have themselves examined by a reputable physician to buttress their claim, all these
should be considered as factors indicating the voluntariness of the confession. The RTC
did not err in admitting in evidence accused-appellant's taped confession. Such
confession did not form part of custodial investigation. It was not given to police officers
but to a media man in an apparent attempt to elicit sympathy. The record even discloses
that accused-appellant admitted to the Barangay Captain that he clubbed and stabbed
the victim even before the police started investigating him at the police station. Besides,
if he had indeed been forced into confessing, he could have easily asked help from the
People v Baloloy
[G.R. No. 140740. April 12, 2002]

On August 3, 1996, the 11-year-old victim, Genelyn Camacho was asked by her
father to request rice from their neighbor, but she never returned. In the evening
thereof, the dead body of Genelyn, was found at the waterfalls. Autopsy reports found
that she was raped before she was drowned. The one who discovered the body was
accused-appellant Juanito Baloloy himself, who claimed that he saw it while he was
catching frogs in a nearby creek. At the victim’s funeral, the accused confessed to the
Brgy. Captain that he only wanted to frighten the girl but ended up raping and throwing
her body. The Brgy. Captain also noticed abrasions and scratches on the body of the
accused which the latter claimed to be caused by the victim. While in the custody of the
authorities, the accused was asked incriminating questions by Judge Dicon who justified
his actions saying that Juanito was not yet in custodial investigation. Based on his
alleged extrajudicial confession, coupled with circumstantial evidence, Juanito was
found guilty of rape with homicide and was sentenced to death. On appeal, Juanito
maintains that his Constitutional rights were violated when his alleged extrajudicial
confession were admitted as evidence. He concludes that such confession is
inadmissible as he was not assisted by a counsel.

Issue: Whether or not Juanito’s extrajudicial confession before the (1) barangay captain
and before the (2) judge inadmissible?

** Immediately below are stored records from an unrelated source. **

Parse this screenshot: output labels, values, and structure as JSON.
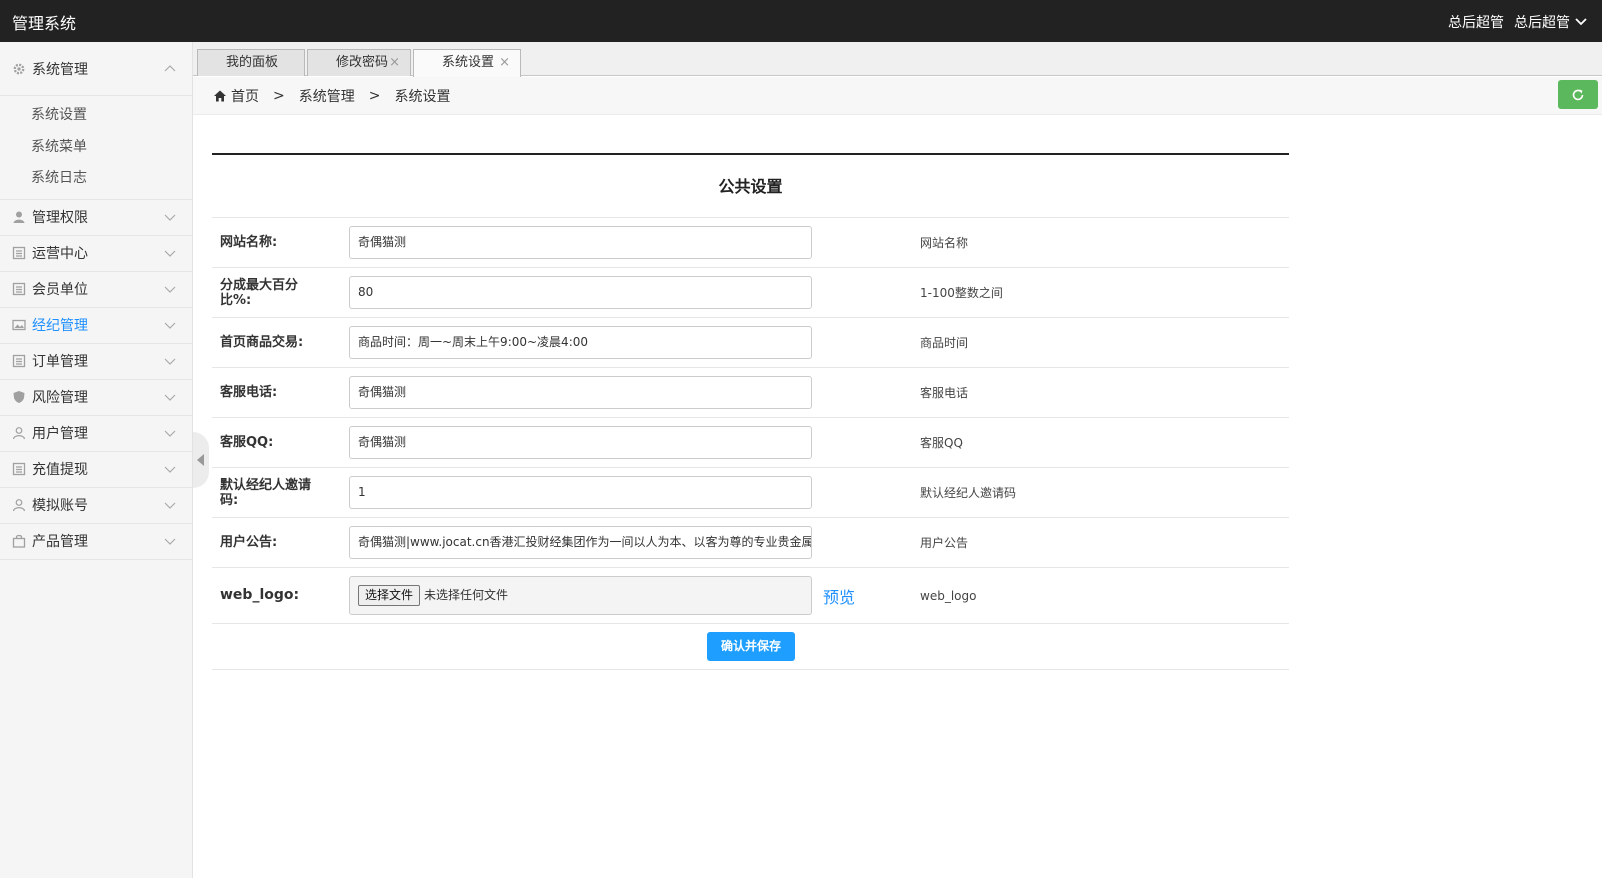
{
  "app": {
    "title": "管理系统"
  },
  "topbar": {
    "user1": "总后超管",
    "user2": "总后超管"
  },
  "sidebar": {
    "items": [
      {
        "label": "系统管理",
        "icon": "gear-icon",
        "expanded": true,
        "children": [
          "系统设置",
          "系统菜单",
          "系统日志"
        ]
      },
      {
        "label": "管理权限",
        "icon": "user-icon"
      },
      {
        "label": "运营中心",
        "icon": "list-icon"
      },
      {
        "label": "会员单位",
        "icon": "list-icon"
      },
      {
        "label": "经纪管理",
        "icon": "image-icon",
        "active": true
      },
      {
        "label": "订单管理",
        "icon": "list-icon"
      },
      {
        "label": "风险管理",
        "icon": "shield-icon"
      },
      {
        "label": "用户管理",
        "icon": "user-icon"
      },
      {
        "label": "充值提现",
        "icon": "list-icon"
      },
      {
        "label": "模拟账号",
        "icon": "user-icon"
      },
      {
        "label": "产品管理",
        "icon": "bag-icon"
      }
    ]
  },
  "tabs": [
    {
      "label": "我的面板"
    },
    {
      "label": "修改密码"
    },
    {
      "label": "系统设置"
    }
  ],
  "breadcrumb": {
    "home": "首页",
    "level1": "系统管理",
    "level2": "系统设置",
    "sep": ">"
  },
  "form": {
    "section_title": "公共设置",
    "rows": [
      {
        "label": "网站名称:",
        "value": "奇偶猫测",
        "hint": "网站名称"
      },
      {
        "label": "分成最大百分比%:",
        "value": "80",
        "hint": "1-100整数之间"
      },
      {
        "label": "首页商品交易:",
        "value": "商品时间：周一~周末上午9:00~凌晨4:00",
        "hint": "商品时间"
      },
      {
        "label": "客服电话:",
        "value": "奇偶猫测",
        "hint": "客服电话"
      },
      {
        "label": "客服QQ:",
        "value": "奇偶猫测",
        "hint": "客服QQ"
      },
      {
        "label": "默认经纪人邀请码:",
        "value": "1",
        "hint": "默认经纪人邀请码"
      },
      {
        "label": "用户公告:",
        "value": "奇偶猫测|www.jocat.cn香港汇投财经集团作为一间以人为本、以客为尊的专业贵金属经",
        "hint": "用户公告"
      }
    ],
    "file_row": {
      "label": "web_logo:",
      "button": "选择文件",
      "status": "未选择任何文件",
      "preview": "预览",
      "hint": "web_logo"
    },
    "save_label": "确认并保存"
  },
  "colors": {
    "topbar": "#222222",
    "accent": "#1e9fff",
    "refresh": "#5cb85c",
    "active_menu": "#1e90ff"
  }
}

(1) YES. As to his confession with the Baragay Captain Ceniza, it has been held that the
constitutional provision on custodial investigation does not apply to a spontaneous
statement, not elicited through questioning by the authorities but given in an ordinary
manner whereby the suspect orally admits having committed the crime. Neither can it
apply to admissions or confessions made by a suspect in the commission of a crime
before he is placed under investigation. What the Constitution bars is the compulsory
disclosure of incriminating facts or confessions. In the instant case, Juanito voluntarily
narrated to Ceniza that he raped Genelyn and thereafter threw her body into the ravine.
This narration was a spontaneous answer, freely and voluntarily given in an ordinary
manner. It was given before he was arrested or placed under custody for investigation in
connection with the commission of the offense. Moreover, Juanito did not offer any
evidence of improper or ulterior motive on the part of Ceniza, which could have
compelled her to testify falsely against him.

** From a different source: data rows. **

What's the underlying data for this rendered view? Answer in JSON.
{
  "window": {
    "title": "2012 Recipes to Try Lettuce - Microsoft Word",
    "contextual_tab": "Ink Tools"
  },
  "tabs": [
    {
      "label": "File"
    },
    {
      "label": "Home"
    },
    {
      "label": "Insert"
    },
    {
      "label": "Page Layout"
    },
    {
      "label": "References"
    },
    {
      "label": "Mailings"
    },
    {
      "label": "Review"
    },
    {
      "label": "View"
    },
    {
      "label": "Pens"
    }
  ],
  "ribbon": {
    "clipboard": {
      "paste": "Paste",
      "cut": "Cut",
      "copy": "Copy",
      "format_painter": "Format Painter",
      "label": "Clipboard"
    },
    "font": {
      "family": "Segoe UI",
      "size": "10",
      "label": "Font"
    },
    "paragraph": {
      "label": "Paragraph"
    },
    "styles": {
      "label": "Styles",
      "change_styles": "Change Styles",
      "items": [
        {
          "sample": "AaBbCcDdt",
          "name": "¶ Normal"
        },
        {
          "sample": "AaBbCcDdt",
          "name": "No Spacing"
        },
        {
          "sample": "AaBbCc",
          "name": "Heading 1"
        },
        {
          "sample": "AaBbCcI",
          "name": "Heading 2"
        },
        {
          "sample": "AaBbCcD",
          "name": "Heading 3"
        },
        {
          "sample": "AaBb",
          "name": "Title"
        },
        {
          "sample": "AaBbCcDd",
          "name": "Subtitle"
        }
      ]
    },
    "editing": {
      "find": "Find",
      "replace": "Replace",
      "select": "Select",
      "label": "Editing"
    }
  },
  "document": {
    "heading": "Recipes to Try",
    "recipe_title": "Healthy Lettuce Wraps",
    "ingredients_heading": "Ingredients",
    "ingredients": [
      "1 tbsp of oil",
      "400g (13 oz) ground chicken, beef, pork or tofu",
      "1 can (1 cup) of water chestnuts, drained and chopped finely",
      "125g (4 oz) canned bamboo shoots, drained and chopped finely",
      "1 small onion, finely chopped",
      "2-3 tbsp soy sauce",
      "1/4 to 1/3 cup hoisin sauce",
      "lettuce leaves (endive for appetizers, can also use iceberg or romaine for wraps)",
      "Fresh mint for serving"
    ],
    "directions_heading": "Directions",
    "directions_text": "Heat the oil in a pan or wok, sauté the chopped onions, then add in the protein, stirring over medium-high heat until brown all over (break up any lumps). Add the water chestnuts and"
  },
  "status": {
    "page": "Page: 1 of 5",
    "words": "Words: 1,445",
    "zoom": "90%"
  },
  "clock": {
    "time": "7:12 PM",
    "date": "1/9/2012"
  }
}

(2) NO. There is merit in Juanito’s claim that his constitutional rights during custodial
investigation were violated by Judge Dicon when the latter propounded to him
incriminating questions without informing him of his constitutional rights. It is settled
that at the moment the accused voluntarily surrenders to, or is arrested by, the police
officers, the custodial investigation is deemed to have started. So, he could not
thenceforth be asked about his complicity in the offense without the assistance of
counsel. Judge Dicon's claim that no complaint has yet been filed and that neither
was he conducting a preliminary investigation deserves scant consideration. The fact
remains that at that time Juanito was already under the custody of the police
authorities, who had already taken the statement of the witnesses who were then before
Judge Dicon for the administration of their oaths on their statements.